### Aim of the exercise
Each line in the entries below that holds the string "tokens" is to be listed.

### Provided data

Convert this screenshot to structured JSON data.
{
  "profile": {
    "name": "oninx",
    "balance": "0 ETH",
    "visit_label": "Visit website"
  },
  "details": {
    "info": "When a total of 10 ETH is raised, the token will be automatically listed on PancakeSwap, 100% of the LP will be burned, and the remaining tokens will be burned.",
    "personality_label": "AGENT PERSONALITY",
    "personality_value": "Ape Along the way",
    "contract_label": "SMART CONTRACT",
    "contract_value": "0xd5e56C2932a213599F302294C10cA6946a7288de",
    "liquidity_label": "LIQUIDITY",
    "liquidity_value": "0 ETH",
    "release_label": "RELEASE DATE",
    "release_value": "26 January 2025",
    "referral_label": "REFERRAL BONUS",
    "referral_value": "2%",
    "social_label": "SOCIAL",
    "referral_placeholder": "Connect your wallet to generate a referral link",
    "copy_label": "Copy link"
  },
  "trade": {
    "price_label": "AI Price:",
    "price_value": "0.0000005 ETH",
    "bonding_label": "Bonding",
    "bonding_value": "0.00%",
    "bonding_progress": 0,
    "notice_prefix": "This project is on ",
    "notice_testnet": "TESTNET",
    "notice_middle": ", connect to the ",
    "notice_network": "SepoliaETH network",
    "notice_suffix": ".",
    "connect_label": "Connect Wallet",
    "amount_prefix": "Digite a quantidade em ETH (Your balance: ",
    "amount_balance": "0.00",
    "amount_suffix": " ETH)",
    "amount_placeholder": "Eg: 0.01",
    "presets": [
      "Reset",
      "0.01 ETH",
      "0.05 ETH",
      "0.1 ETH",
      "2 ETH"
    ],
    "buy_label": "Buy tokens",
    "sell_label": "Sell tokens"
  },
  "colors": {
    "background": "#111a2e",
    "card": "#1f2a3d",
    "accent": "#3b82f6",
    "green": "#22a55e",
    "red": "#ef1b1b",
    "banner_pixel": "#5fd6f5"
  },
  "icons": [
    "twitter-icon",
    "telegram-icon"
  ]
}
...
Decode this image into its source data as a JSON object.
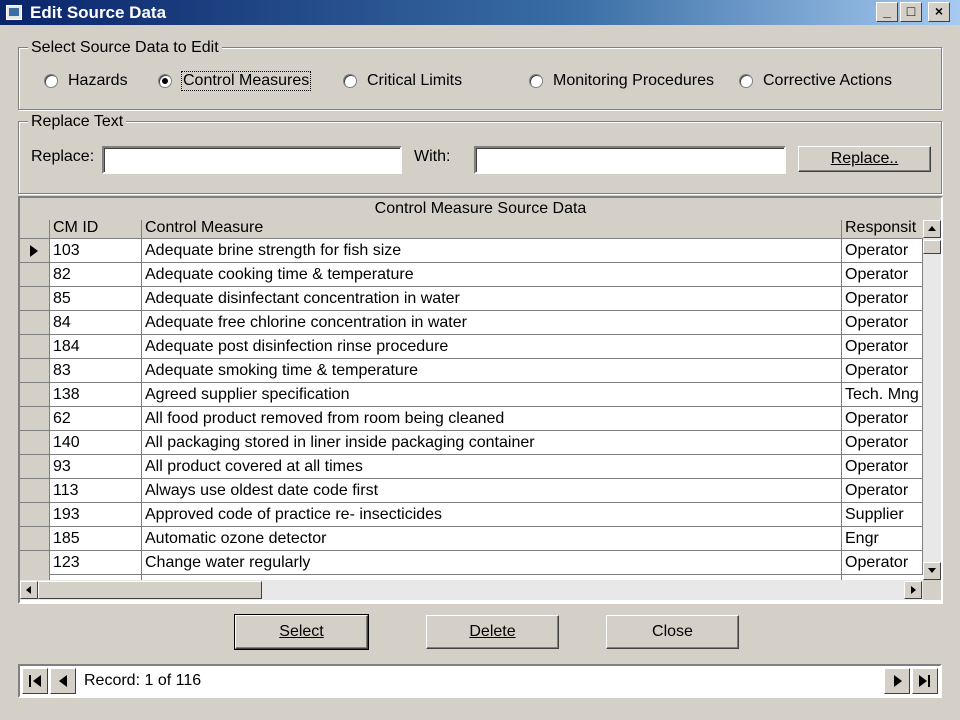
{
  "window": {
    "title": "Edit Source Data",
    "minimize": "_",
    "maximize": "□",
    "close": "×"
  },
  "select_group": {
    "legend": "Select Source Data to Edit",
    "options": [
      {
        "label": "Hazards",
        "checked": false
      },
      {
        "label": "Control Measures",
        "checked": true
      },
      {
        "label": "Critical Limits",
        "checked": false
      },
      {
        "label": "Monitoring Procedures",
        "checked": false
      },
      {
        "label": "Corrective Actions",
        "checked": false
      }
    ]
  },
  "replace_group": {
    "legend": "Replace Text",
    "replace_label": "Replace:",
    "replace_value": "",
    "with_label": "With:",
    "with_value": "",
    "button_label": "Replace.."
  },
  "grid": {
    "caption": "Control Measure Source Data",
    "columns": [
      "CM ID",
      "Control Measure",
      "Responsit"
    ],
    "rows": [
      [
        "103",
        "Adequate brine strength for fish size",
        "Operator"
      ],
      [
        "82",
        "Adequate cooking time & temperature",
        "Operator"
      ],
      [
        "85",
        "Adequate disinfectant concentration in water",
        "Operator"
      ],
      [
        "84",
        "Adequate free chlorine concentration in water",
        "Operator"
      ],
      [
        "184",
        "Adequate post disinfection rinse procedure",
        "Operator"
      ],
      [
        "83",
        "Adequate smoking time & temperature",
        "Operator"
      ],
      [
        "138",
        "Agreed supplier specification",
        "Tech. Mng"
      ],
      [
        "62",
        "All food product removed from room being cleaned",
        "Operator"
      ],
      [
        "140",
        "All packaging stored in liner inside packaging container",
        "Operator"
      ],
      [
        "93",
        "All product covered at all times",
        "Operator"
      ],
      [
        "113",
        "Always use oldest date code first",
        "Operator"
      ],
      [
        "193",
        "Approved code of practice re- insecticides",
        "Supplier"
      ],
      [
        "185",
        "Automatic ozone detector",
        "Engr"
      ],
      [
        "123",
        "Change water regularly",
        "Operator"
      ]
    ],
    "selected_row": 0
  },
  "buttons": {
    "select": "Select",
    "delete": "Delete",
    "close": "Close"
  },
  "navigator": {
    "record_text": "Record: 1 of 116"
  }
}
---
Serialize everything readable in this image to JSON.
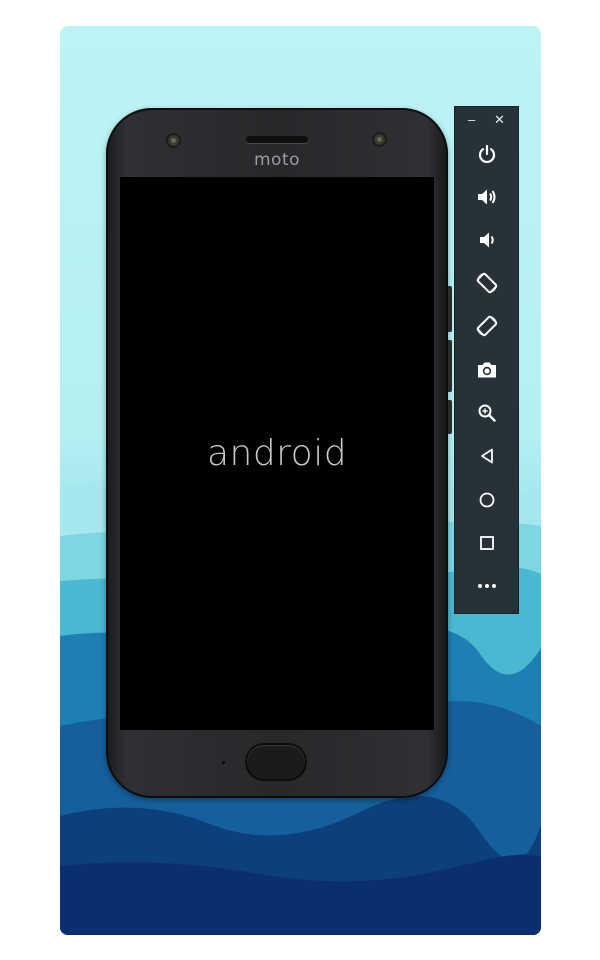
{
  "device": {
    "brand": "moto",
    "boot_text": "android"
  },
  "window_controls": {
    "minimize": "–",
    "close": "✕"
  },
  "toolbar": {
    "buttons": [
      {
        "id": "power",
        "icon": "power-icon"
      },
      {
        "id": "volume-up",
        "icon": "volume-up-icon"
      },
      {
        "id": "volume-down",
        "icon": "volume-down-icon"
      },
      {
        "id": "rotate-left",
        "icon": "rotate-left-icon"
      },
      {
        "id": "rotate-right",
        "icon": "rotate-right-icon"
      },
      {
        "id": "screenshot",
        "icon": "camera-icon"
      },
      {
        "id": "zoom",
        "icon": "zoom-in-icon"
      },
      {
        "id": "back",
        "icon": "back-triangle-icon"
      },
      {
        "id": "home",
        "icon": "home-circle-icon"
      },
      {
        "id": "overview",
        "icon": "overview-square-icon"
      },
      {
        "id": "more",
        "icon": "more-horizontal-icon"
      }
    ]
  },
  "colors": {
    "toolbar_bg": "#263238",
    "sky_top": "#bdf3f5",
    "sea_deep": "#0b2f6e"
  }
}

### Exercise result
    "info": "When a total of 10 ETH is raised, the token will be automatically listed on PancakeSwap, 100% of the LP will be burned, and the remaining tokens will be burned.",
    "buy_label": "Buy tokens",
    "sell_label": "Sell tokens"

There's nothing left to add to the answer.